__What is being asked__: Check each line of the records below and collect those holding "Colorado".

__Given records__:
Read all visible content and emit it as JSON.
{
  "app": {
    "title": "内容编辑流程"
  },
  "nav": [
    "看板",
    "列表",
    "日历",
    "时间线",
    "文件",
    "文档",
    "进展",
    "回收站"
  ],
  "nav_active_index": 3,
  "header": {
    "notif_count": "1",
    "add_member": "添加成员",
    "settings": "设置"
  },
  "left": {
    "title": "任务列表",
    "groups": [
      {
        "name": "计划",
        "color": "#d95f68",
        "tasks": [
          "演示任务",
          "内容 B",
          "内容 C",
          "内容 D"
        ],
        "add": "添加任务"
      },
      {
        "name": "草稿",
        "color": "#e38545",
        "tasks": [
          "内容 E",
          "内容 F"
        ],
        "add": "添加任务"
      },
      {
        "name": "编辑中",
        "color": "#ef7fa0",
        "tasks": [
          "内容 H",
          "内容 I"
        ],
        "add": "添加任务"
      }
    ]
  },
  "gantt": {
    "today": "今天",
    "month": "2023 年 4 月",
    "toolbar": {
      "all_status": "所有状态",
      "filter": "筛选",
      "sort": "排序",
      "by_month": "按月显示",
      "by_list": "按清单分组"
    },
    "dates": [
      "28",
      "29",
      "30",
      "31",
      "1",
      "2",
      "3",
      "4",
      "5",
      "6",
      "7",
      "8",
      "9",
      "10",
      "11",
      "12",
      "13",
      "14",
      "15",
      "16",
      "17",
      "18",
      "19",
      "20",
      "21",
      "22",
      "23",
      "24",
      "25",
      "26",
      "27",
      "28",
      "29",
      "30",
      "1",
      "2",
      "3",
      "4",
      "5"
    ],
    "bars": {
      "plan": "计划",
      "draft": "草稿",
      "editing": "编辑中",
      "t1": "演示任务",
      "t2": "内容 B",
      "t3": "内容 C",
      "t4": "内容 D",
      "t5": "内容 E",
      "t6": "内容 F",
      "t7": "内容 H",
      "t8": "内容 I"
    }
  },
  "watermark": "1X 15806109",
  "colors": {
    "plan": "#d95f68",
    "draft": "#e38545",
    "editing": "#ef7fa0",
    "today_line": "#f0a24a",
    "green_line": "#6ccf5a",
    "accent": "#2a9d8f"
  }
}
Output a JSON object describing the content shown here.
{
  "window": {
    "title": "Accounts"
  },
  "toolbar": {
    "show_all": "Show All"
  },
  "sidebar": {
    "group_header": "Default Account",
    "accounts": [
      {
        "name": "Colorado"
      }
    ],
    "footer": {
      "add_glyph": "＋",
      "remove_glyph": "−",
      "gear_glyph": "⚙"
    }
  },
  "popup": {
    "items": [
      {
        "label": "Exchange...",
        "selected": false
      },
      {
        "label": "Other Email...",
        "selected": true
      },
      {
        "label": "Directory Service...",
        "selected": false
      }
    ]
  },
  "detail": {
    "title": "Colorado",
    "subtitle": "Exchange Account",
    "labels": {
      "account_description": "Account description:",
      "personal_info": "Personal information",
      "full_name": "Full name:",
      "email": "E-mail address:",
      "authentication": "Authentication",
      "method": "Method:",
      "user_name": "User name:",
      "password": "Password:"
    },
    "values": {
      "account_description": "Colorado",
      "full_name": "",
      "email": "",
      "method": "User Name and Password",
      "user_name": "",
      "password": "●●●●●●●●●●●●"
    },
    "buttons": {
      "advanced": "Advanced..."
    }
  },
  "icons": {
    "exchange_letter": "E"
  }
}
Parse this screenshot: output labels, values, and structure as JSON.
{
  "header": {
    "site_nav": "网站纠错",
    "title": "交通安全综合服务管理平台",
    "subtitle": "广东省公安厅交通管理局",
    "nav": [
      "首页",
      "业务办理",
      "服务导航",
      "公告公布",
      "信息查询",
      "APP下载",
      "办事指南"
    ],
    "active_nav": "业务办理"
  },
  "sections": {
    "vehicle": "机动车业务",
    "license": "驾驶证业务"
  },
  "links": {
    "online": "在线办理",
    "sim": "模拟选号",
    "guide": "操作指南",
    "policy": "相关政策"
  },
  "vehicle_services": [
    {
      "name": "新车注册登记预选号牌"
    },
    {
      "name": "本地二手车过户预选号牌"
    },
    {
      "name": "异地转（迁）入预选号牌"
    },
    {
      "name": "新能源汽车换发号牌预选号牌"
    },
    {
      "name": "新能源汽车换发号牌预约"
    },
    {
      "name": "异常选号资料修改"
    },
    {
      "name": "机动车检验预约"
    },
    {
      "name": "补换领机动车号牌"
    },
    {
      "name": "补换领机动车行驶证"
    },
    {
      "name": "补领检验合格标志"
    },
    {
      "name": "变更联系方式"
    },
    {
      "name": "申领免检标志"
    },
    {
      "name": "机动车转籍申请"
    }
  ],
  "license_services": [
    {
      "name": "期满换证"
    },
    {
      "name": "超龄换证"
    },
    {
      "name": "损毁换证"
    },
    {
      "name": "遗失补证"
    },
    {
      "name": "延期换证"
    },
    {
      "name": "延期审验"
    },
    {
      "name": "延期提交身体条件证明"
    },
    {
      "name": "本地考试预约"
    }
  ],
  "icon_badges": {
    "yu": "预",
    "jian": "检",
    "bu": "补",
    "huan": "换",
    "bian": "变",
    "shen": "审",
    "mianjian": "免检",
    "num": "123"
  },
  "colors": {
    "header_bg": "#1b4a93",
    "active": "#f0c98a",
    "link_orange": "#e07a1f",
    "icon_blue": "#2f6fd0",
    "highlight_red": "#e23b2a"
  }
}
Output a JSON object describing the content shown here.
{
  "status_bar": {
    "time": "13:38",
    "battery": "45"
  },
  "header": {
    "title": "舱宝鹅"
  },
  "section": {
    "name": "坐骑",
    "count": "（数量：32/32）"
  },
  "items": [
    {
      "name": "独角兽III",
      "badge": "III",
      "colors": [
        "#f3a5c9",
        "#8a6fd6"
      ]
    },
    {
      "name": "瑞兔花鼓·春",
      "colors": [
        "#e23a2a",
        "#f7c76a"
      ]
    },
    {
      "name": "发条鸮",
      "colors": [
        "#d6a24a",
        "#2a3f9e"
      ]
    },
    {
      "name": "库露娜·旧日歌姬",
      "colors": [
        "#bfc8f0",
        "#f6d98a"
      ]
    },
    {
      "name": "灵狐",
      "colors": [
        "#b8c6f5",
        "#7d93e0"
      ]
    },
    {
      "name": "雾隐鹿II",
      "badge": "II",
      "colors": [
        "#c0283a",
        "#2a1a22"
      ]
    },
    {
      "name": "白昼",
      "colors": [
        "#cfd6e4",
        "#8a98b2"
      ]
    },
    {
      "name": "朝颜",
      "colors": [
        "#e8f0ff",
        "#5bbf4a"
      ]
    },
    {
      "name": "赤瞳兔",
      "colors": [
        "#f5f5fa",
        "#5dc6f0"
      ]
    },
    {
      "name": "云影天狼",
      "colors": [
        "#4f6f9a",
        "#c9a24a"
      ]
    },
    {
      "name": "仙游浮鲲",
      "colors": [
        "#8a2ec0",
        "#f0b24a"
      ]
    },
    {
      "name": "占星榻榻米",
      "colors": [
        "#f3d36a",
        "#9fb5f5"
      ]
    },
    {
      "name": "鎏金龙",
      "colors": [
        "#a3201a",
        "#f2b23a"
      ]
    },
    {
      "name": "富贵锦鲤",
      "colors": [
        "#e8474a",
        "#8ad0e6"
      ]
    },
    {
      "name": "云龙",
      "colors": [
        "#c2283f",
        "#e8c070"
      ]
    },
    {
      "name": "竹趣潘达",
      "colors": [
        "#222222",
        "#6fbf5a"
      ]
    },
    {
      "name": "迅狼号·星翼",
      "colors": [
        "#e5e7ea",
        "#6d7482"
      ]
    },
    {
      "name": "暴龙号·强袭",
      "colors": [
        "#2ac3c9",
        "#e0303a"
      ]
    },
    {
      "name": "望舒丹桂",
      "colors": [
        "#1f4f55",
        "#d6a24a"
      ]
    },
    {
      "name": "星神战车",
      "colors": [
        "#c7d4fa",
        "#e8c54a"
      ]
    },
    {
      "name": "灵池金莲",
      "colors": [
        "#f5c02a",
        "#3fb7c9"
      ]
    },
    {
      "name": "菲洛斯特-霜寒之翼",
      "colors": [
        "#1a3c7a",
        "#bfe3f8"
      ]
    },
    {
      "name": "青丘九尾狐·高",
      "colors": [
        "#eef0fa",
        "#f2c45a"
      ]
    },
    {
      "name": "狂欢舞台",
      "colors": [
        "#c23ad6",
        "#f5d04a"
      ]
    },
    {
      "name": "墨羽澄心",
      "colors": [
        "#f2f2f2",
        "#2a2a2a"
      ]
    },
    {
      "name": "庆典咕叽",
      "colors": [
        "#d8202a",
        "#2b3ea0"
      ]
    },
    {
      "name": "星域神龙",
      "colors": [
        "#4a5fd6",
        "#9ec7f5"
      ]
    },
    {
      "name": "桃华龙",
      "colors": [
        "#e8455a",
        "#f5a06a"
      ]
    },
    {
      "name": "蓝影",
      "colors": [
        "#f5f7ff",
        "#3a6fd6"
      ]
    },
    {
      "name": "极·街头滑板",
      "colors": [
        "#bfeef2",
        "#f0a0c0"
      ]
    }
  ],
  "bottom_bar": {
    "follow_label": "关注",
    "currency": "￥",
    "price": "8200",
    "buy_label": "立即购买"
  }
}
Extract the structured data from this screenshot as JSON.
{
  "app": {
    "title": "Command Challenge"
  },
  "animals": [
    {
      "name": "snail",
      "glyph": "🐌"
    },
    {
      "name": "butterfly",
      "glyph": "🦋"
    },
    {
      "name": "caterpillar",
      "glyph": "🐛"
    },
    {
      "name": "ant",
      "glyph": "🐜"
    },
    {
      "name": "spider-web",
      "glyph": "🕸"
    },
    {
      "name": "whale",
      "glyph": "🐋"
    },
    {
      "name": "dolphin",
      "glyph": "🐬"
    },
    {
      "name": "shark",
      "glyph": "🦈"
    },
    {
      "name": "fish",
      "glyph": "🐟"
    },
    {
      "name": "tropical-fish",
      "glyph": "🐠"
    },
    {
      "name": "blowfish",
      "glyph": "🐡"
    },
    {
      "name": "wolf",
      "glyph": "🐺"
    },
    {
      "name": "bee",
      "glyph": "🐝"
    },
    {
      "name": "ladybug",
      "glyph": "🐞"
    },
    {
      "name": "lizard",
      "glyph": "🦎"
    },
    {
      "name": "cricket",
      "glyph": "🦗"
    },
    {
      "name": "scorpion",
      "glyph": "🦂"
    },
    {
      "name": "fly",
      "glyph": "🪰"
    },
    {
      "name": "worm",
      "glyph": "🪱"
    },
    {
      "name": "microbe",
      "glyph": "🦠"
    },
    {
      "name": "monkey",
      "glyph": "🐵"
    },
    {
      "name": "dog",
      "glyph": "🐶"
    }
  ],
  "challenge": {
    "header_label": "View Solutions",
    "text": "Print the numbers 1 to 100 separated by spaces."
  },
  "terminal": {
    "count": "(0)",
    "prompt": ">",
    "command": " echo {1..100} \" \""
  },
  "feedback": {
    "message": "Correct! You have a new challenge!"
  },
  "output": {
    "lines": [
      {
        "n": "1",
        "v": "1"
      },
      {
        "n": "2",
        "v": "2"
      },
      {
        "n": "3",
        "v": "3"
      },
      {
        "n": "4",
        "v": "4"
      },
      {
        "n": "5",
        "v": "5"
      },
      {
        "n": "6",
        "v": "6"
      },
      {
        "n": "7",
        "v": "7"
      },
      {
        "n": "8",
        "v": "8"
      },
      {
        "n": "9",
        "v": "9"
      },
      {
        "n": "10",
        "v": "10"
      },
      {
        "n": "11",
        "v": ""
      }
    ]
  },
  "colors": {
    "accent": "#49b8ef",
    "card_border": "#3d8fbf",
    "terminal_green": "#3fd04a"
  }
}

__Response box__:
        "name": "Colorado"
    "title": "Colorado",
      "account_description": "Colorado",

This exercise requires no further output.